**Exercise description:**
The answer should consist of every line in the material below that has the word "order".

★ ★ ★ ★

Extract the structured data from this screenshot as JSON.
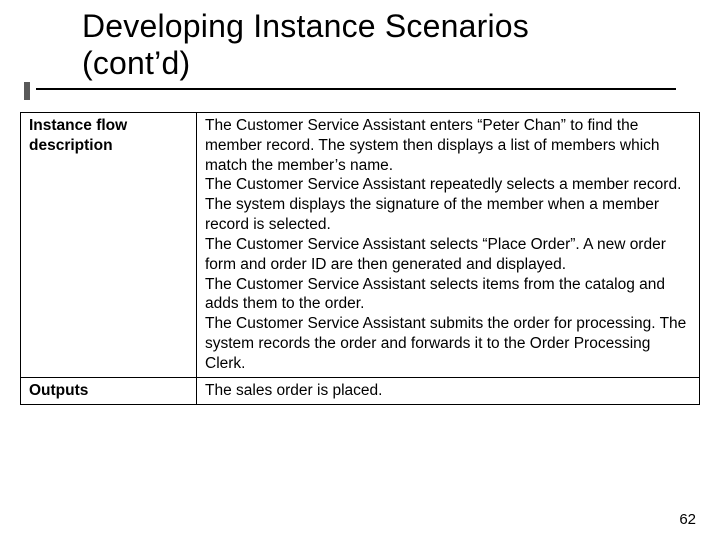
{
  "title": {
    "line1": "Developing Instance Scenarios",
    "line2": "(cont’d)"
  },
  "rows": [
    {
      "label_l1": "Instance flow",
      "label_l2": "description",
      "paragraphs": [
        "The Customer Service Assistant enters “Peter Chan” to find the member record. The system then displays a list of members which match the member’s name.",
        "The Customer Service Assistant repeatedly selects a member record. The system displays the signature of the member when a member record is selected.",
        "The Customer Service Assistant selects “Place Order”. A new order form and order ID are then generated and displayed.",
        "The Customer Service Assistant selects items from the catalog and adds them to the order.",
        "The Customer Service Assistant submits the order for processing. The system records the order and forwards it to the Order Processing Clerk."
      ]
    },
    {
      "label_l1": "Outputs",
      "label_l2": "",
      "paragraphs": [
        "The sales order is placed."
      ]
    }
  ],
  "page_number": "62"
}
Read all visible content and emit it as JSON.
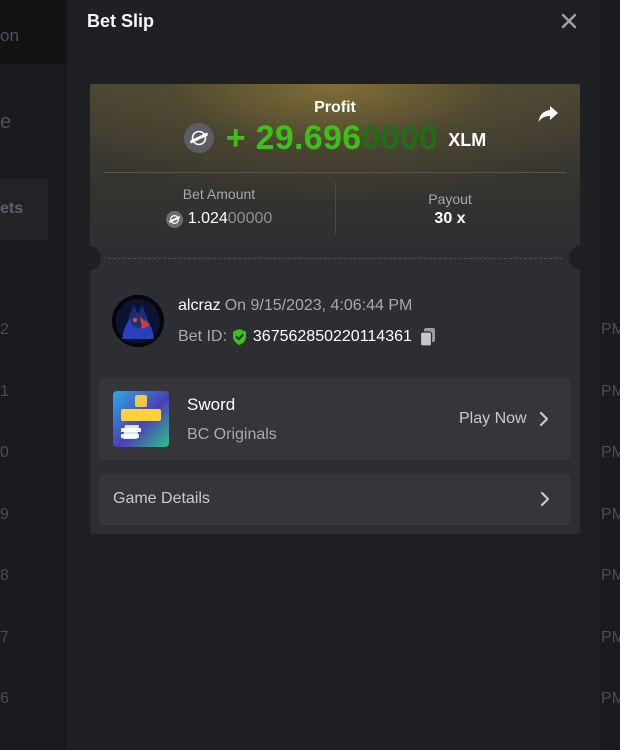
{
  "background": {
    "left_items": [
      "on",
      "e"
    ],
    "left_tab": "ets",
    "left_row_numbers": [
      "2",
      "1",
      "0",
      "9",
      "8",
      "7",
      "6"
    ],
    "right_time_suffix": [
      "PM",
      "PM",
      "PM",
      "PM",
      "PM",
      "PM",
      "PM"
    ]
  },
  "modal": {
    "title": "Bet Slip",
    "close_icon": "close-icon"
  },
  "profit": {
    "label": "Profit",
    "sign": "+",
    "amount_main": "29.696",
    "amount_trailing_zeros": "0000",
    "currency": "XLM",
    "color": "#3bc117"
  },
  "bet_amount": {
    "label": "Bet Amount",
    "value_main": "1.024",
    "value_trailing_zeros": "00000"
  },
  "payout": {
    "label": "Payout",
    "value": "30 x"
  },
  "user": {
    "name": "alcraz",
    "date_text": "On 9/15/2023, 4:06:44 PM",
    "bet_id_label": "Bet ID:",
    "bet_id": "367562850220114361"
  },
  "game": {
    "name": "Sword",
    "provider": "BC Originals",
    "play_label": "Play Now"
  },
  "details": {
    "label": "Game Details"
  },
  "icons": {
    "share": "share-icon",
    "currency": "stellar-xlm-icon",
    "verified": "shield-check-icon",
    "copy": "copy-icon",
    "chevron": "chevron-right-icon"
  }
}
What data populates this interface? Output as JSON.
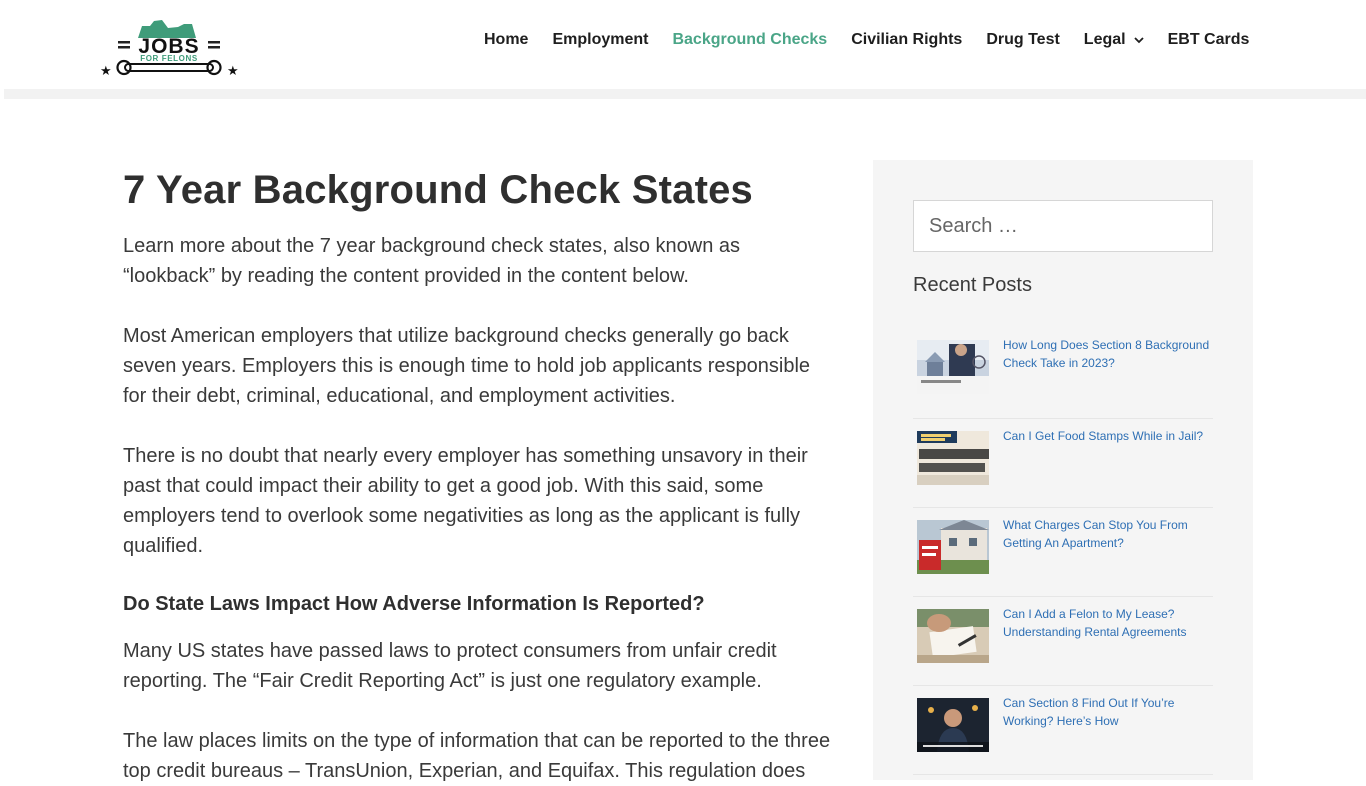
{
  "logo": {
    "text_main": "JOBS",
    "text_sub": "FOR FELONS"
  },
  "nav": [
    {
      "label": "Home",
      "active": false,
      "dropdown": false
    },
    {
      "label": "Employment",
      "active": false,
      "dropdown": false
    },
    {
      "label": "Background Checks",
      "active": true,
      "dropdown": false
    },
    {
      "label": "Civilian Rights",
      "active": false,
      "dropdown": false
    },
    {
      "label": "Drug Test",
      "active": false,
      "dropdown": false
    },
    {
      "label": "Legal",
      "active": false,
      "dropdown": true
    },
    {
      "label": "EBT Cards",
      "active": false,
      "dropdown": false
    }
  ],
  "article": {
    "title": "7 Year Background Check States",
    "p1": "Learn more about the 7 year background check states, also known as “lookback” by reading the content provided in the content below.",
    "p2": "Most American employers that utilize background checks generally go back seven years. Employers this is enough time to hold job applicants responsible for their debt, criminal, educational, and employment activities.",
    "p3": "There is no doubt that nearly every employer has something unsavory in their past that could impact their ability to get a good job. With this said, some employers tend to overlook some negativities as long as the applicant is fully qualified.",
    "subhead": "Do State Laws Impact How Adverse Information Is Reported?",
    "p4": "Many US states have passed laws to protect consumers from unfair credit reporting. The “Fair Credit Reporting Act” is just one regulatory example.",
    "p5": "The law places limits on the type of information that can be reported to the three top credit bureaus – TransUnion, Experian, and Equifax. This regulation does"
  },
  "sidebar": {
    "search_placeholder": "Search …",
    "recent_title": "Recent Posts",
    "posts": [
      {
        "title": "How Long Does Section 8 Background Check Take in 2023?",
        "thumb_icon": "section8-check-thumbnail"
      },
      {
        "title": "Can I Get Food Stamps While in Jail?",
        "thumb_icon": "food-stamps-application-thumbnail"
      },
      {
        "title": "What Charges Can Stop You From Getting An Apartment?",
        "thumb_icon": "for-rent-sign-thumbnail"
      },
      {
        "title": "Can I Add a Felon to My Lease? Understanding Rental Agreements",
        "thumb_icon": "lease-signing-thumbnail"
      },
      {
        "title": "Can Section 8 Find Out If You’re Working? Here’s How",
        "thumb_icon": "section8-working-thumbnail"
      }
    ]
  },
  "colors": {
    "accent": "#4aa587",
    "link": "#2e6fb4",
    "logo_green": "#3f9c7a",
    "text": "#3a3a3a"
  }
}
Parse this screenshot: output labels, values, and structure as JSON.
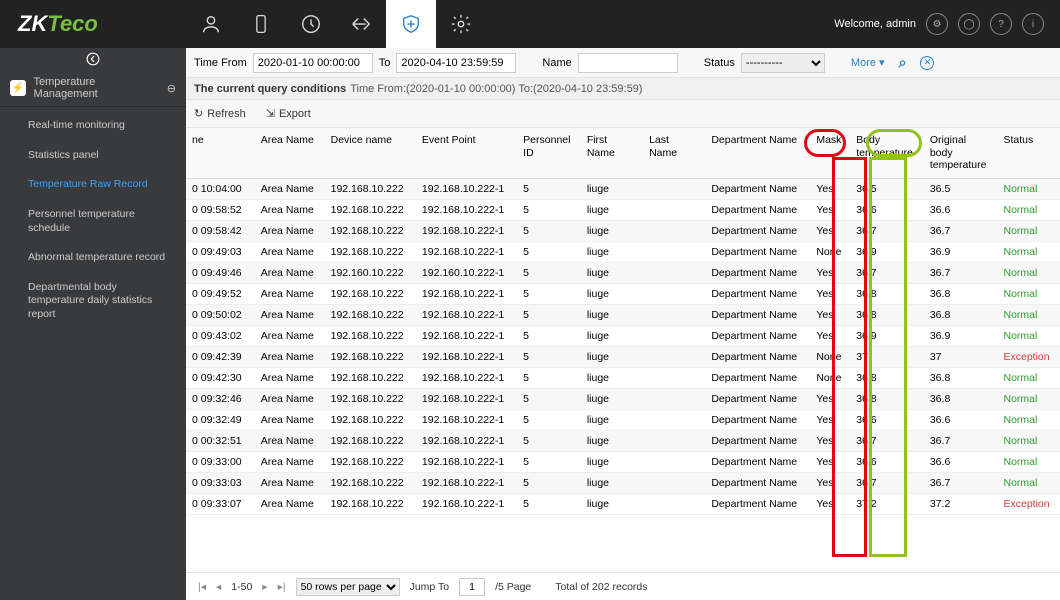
{
  "header": {
    "logo_prefix": "ZK",
    "logo_suffix": "Teco",
    "welcome": "Welcome, admin"
  },
  "sidebar": {
    "title": "Temperature Management",
    "items": [
      "Real-time monitoring",
      "Statistics panel",
      "Temperature Raw Record",
      "Personnel temperature schedule",
      "Abnormal temperature record",
      "Departmental body temperature daily statistics report"
    ]
  },
  "filter": {
    "time_from_label": "Time From",
    "time_from": "2020-01-10 00:00:00",
    "to_label": "To",
    "time_to": "2020-04-10 23:59:59",
    "name_label": "Name",
    "name": "",
    "status_label": "Status",
    "status": "----------",
    "more": "More",
    "cond_label": "The current query conditions",
    "cond_text": "Time From:(2020-01-10 00:00:00)  To:(2020-04-10 23:59:59)"
  },
  "toolbar": {
    "refresh": "Refresh",
    "export": "Export"
  },
  "columns": [
    "ne",
    "Area Name",
    "Device name",
    "Event Point",
    "Personnel ID",
    "First Name",
    "Last Name",
    "Department Name",
    "Mask",
    "Body temperature",
    "Original body temperature",
    "Status"
  ],
  "rows": [
    {
      "t": "0 10:04:00",
      "a": "Area Name",
      "d": "192.168.10.222",
      "e": "192.168.10.222-1",
      "p": "5",
      "f": "liuge",
      "l": "",
      "dep": "Department Name",
      "m": "Yes",
      "bt": "36.5",
      "ob": "36.5",
      "s": "Normal"
    },
    {
      "t": "0 09:58:52",
      "a": "Area Name",
      "d": "192.168.10.222",
      "e": "192.168.10.222-1",
      "p": "5",
      "f": "liuge",
      "l": "",
      "dep": "Department Name",
      "m": "Yes",
      "bt": "36.6",
      "ob": "36.6",
      "s": "Normal"
    },
    {
      "t": "0 09:58:42",
      "a": "Area Name",
      "d": "192.168.10.222",
      "e": "192.168.10.222-1",
      "p": "5",
      "f": "liuge",
      "l": "",
      "dep": "Department Name",
      "m": "Yes",
      "bt": "36.7",
      "ob": "36.7",
      "s": "Normal"
    },
    {
      "t": "0 09:49:03",
      "a": "Area Name",
      "d": "192.168.10.222",
      "e": "192.168.10.222-1",
      "p": "5",
      "f": "liuge",
      "l": "",
      "dep": "Department Name",
      "m": "None",
      "bt": "36.9",
      "ob": "36.9",
      "s": "Normal"
    },
    {
      "t": "0 09:49:46",
      "a": "Area Name",
      "d": "192.160.10.222",
      "e": "192.160.10.222-1",
      "p": "5",
      "f": "liuge",
      "l": "",
      "dep": "Department Name",
      "m": "Yes",
      "bt": "36.7",
      "ob": "36.7",
      "s": "Normal"
    },
    {
      "t": "0 09:49:52",
      "a": "Area Name",
      "d": "192.168.10.222",
      "e": "192.168.10.222-1",
      "p": "5",
      "f": "liuge",
      "l": "",
      "dep": "Department Name",
      "m": "Yes",
      "bt": "36.8",
      "ob": "36.8",
      "s": "Normal"
    },
    {
      "t": "0 09:50:02",
      "a": "Area Name",
      "d": "192.168.10.222",
      "e": "192.168.10.222-1",
      "p": "5",
      "f": "liuge",
      "l": "",
      "dep": "Department Name",
      "m": "Yes",
      "bt": "36.8",
      "ob": "36.8",
      "s": "Normal"
    },
    {
      "t": "0 09:43:02",
      "a": "Area Name",
      "d": "192.168.10.222",
      "e": "192.168.10.222-1",
      "p": "5",
      "f": "liuge",
      "l": "",
      "dep": "Department Name",
      "m": "Yes",
      "bt": "36.9",
      "ob": "36.9",
      "s": "Normal"
    },
    {
      "t": "0 09:42:39",
      "a": "Area Name",
      "d": "192.168.10.222",
      "e": "192.168.10.222-1",
      "p": "5",
      "f": "liuge",
      "l": "",
      "dep": "Department Name",
      "m": "None",
      "bt": "37",
      "ob": "37",
      "s": "Exception"
    },
    {
      "t": "0 09:42:30",
      "a": "Area Name",
      "d": "192.168.10.222",
      "e": "192.168.10.222-1",
      "p": "5",
      "f": "liuge",
      "l": "",
      "dep": "Department Name",
      "m": "None",
      "bt": "36.8",
      "ob": "36.8",
      "s": "Normal"
    },
    {
      "t": "0 09:32:46",
      "a": "Area Name",
      "d": "192.168.10.222",
      "e": "192.168.10.222-1",
      "p": "5",
      "f": "liuge",
      "l": "",
      "dep": "Department Name",
      "m": "Yes",
      "bt": "36.8",
      "ob": "36.8",
      "s": "Normal"
    },
    {
      "t": "0 09:32:49",
      "a": "Area Name",
      "d": "192.168.10.222",
      "e": "192.168.10.222-1",
      "p": "5",
      "f": "liuge",
      "l": "",
      "dep": "Department Name",
      "m": "Yes",
      "bt": "36.6",
      "ob": "36.6",
      "s": "Normal"
    },
    {
      "t": "0 00:32:51",
      "a": "Area Name",
      "d": "192.168.10.222",
      "e": "192.168.10.222-1",
      "p": "5",
      "f": "liuge",
      "l": "",
      "dep": "Department Name",
      "m": "Yes",
      "bt": "36.7",
      "ob": "36.7",
      "s": "Normal"
    },
    {
      "t": "0 09:33:00",
      "a": "Area Name",
      "d": "192.168.10.222",
      "e": "192.168.10.222-1",
      "p": "5",
      "f": "liuge",
      "l": "",
      "dep": "Department Name",
      "m": "Yes",
      "bt": "36.6",
      "ob": "36.6",
      "s": "Normal"
    },
    {
      "t": "0 09:33:03",
      "a": "Area Name",
      "d": "192.168.10.222",
      "e": "192.168.10.222-1",
      "p": "5",
      "f": "liuge",
      "l": "",
      "dep": "Department Name",
      "m": "Yes",
      "bt": "36.7",
      "ob": "36.7",
      "s": "Normal"
    },
    {
      "t": "0 09:33:07",
      "a": "Area Name",
      "d": "192.168.10.222",
      "e": "192.168.10.222-1",
      "p": "5",
      "f": "liuge",
      "l": "",
      "dep": "Department Name",
      "m": "Yes",
      "bt": "37.2",
      "ob": "37.2",
      "s": "Exception"
    }
  ],
  "pager": {
    "range": "1-50",
    "perpage": "50 rows per page",
    "jump": "Jump To",
    "page": "1",
    "total_pages": "/5 Page",
    "total": "Total of 202 records"
  }
}
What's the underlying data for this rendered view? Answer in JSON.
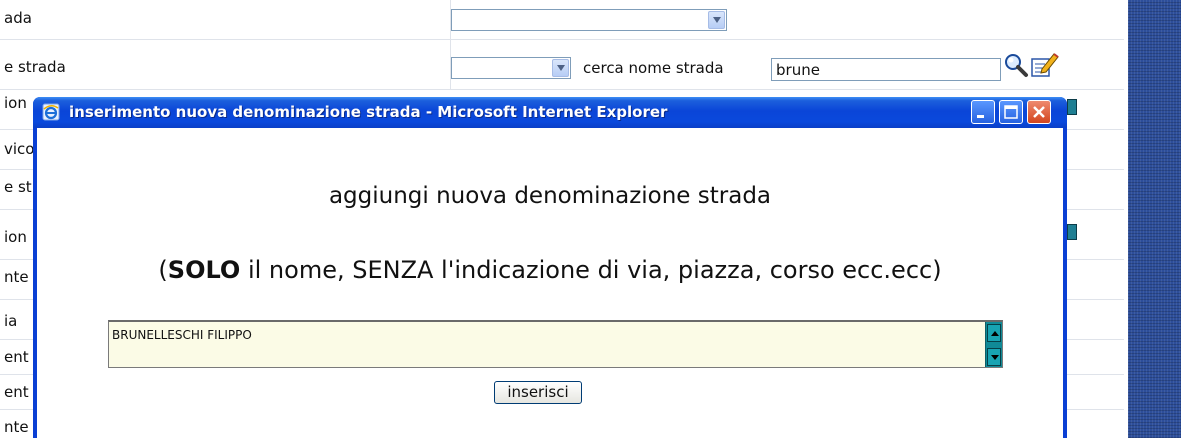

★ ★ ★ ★

**Task result:**
        "The Customer Service Assistant selects “Place Order”. A new order form and order ID are then generated and displayed.",
        "The Customer Service Assistant selects items from the catalog and adds them to the order.",
        "The Customer Service Assistant submits the order for processing. The system records the order and forwards it to the Order Processing Clerk."
        "The sales order is placed."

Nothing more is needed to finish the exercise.